Problem to work on:
Tell how many lines in the data below include the word "JSON". The answer is the number only.
┄┄┄┄┄┄┄┄┄┄┄┄┄┄┄┄┄┄┄┄
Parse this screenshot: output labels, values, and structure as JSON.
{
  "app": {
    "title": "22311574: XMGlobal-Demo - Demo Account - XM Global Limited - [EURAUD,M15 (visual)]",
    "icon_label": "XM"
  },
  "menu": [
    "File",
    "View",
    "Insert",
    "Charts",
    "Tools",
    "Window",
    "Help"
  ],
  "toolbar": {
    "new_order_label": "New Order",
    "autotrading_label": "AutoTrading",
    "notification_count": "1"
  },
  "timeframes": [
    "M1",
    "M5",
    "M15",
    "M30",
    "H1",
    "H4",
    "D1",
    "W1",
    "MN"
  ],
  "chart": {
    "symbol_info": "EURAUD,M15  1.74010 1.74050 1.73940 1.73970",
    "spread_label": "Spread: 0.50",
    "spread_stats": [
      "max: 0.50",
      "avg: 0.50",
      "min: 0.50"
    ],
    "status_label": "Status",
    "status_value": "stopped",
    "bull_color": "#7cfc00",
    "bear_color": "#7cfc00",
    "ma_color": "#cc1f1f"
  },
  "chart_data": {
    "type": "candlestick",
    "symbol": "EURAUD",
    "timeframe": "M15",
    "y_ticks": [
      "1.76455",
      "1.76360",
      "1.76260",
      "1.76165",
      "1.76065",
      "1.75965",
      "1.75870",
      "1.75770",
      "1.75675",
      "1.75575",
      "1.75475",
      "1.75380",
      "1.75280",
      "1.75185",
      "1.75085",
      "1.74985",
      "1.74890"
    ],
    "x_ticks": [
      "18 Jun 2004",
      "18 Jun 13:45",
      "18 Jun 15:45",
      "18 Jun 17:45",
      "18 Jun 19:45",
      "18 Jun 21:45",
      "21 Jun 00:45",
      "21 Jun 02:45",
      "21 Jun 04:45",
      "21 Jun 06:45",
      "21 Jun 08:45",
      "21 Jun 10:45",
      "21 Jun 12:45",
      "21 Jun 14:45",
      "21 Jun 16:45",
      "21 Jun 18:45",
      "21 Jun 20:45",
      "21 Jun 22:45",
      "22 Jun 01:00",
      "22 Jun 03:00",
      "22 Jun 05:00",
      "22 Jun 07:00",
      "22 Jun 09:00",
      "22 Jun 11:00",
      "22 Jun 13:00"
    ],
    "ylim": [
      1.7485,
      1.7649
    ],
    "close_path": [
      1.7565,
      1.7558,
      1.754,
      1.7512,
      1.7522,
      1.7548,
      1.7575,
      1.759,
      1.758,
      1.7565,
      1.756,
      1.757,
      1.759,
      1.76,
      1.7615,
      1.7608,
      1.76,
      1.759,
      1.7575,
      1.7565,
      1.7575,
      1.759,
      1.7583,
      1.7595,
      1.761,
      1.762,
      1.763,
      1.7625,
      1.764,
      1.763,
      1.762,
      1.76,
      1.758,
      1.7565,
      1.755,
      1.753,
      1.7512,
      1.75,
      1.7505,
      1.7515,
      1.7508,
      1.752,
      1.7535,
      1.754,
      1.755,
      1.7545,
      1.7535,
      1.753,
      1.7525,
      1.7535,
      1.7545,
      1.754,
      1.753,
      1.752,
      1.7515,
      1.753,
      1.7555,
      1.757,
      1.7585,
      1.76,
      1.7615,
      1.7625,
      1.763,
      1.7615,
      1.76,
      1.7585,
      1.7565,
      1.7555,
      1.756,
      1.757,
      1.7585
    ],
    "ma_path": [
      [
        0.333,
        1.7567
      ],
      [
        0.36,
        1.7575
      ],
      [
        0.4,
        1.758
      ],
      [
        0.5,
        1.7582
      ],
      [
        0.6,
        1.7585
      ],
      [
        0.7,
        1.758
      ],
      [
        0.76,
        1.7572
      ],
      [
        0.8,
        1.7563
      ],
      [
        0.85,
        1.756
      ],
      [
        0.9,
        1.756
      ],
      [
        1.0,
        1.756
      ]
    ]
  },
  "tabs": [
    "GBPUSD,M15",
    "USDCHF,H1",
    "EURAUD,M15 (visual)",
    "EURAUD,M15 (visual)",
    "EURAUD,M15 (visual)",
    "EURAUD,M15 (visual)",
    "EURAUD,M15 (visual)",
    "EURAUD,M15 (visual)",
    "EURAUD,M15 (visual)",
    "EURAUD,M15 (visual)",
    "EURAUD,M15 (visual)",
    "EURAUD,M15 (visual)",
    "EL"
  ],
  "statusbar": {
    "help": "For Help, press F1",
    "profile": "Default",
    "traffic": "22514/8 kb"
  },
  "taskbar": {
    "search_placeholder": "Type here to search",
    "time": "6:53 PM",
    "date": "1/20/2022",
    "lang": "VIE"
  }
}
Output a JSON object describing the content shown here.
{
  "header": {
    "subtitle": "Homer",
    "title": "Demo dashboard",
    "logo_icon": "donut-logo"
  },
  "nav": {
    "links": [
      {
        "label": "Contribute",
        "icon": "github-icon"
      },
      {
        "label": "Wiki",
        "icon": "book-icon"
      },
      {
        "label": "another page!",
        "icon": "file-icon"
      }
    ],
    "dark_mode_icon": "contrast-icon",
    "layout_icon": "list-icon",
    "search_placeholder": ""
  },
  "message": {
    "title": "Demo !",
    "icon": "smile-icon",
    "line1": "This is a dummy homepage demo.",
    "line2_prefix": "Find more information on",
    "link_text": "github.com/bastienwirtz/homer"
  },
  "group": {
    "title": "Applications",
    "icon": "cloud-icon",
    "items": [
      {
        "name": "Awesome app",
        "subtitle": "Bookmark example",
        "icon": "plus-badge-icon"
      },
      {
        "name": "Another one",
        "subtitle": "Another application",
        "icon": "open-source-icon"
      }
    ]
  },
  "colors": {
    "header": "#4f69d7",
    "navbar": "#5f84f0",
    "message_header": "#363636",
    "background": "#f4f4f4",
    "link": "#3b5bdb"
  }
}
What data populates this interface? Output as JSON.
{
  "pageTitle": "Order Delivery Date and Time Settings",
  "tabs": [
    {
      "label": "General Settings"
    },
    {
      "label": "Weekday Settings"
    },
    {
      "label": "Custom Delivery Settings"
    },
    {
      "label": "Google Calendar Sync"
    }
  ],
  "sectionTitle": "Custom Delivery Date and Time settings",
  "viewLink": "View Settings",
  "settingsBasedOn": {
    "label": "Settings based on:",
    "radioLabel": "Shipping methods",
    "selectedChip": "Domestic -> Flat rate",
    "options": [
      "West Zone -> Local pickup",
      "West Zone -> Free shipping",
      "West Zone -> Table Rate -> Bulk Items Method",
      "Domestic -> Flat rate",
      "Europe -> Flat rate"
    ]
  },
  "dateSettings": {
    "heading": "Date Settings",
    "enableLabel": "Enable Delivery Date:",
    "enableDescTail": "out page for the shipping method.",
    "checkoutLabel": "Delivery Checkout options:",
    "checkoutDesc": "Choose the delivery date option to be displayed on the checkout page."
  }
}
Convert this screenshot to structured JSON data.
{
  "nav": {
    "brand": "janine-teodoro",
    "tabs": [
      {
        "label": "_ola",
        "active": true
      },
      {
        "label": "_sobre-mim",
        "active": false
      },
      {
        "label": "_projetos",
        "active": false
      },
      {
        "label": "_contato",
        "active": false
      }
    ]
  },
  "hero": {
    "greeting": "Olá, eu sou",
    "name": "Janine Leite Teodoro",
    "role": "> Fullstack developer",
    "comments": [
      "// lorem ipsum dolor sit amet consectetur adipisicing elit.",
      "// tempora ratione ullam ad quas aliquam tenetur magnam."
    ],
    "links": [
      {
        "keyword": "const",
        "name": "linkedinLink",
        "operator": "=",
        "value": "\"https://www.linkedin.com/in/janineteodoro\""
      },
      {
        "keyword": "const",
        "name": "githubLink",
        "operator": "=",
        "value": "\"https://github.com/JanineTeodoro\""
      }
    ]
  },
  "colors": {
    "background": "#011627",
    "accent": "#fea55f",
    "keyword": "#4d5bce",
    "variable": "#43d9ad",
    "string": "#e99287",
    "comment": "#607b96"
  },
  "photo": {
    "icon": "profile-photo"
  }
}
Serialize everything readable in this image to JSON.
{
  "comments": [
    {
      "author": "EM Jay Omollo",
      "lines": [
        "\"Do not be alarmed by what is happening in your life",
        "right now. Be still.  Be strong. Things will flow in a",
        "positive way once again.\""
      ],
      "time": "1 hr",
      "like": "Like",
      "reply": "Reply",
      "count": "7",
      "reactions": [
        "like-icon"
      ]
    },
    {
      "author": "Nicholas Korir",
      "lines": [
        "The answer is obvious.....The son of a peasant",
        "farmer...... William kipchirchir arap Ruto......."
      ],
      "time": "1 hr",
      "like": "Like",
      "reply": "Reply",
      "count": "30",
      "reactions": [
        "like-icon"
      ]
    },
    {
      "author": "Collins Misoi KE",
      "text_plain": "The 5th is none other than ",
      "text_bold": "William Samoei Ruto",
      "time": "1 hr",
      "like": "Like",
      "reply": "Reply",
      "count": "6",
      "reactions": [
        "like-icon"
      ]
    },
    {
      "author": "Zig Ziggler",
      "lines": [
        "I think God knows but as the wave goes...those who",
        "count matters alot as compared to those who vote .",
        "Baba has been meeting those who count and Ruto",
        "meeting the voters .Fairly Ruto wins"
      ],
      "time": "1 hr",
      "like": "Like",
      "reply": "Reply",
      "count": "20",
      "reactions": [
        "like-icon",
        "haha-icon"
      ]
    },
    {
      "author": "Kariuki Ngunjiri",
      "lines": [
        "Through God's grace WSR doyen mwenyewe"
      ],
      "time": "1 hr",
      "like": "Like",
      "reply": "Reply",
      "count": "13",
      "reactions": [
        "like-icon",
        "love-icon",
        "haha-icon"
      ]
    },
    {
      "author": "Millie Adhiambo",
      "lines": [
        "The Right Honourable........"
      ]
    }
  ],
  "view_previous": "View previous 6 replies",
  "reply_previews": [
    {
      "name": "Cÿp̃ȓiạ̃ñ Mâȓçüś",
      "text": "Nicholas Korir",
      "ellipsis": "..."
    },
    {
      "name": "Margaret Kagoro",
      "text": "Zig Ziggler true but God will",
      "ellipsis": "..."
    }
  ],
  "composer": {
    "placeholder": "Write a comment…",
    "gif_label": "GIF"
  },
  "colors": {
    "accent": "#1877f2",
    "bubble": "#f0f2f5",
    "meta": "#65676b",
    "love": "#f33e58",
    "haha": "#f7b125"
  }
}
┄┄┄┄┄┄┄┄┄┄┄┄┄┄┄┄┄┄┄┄
Answer space:
5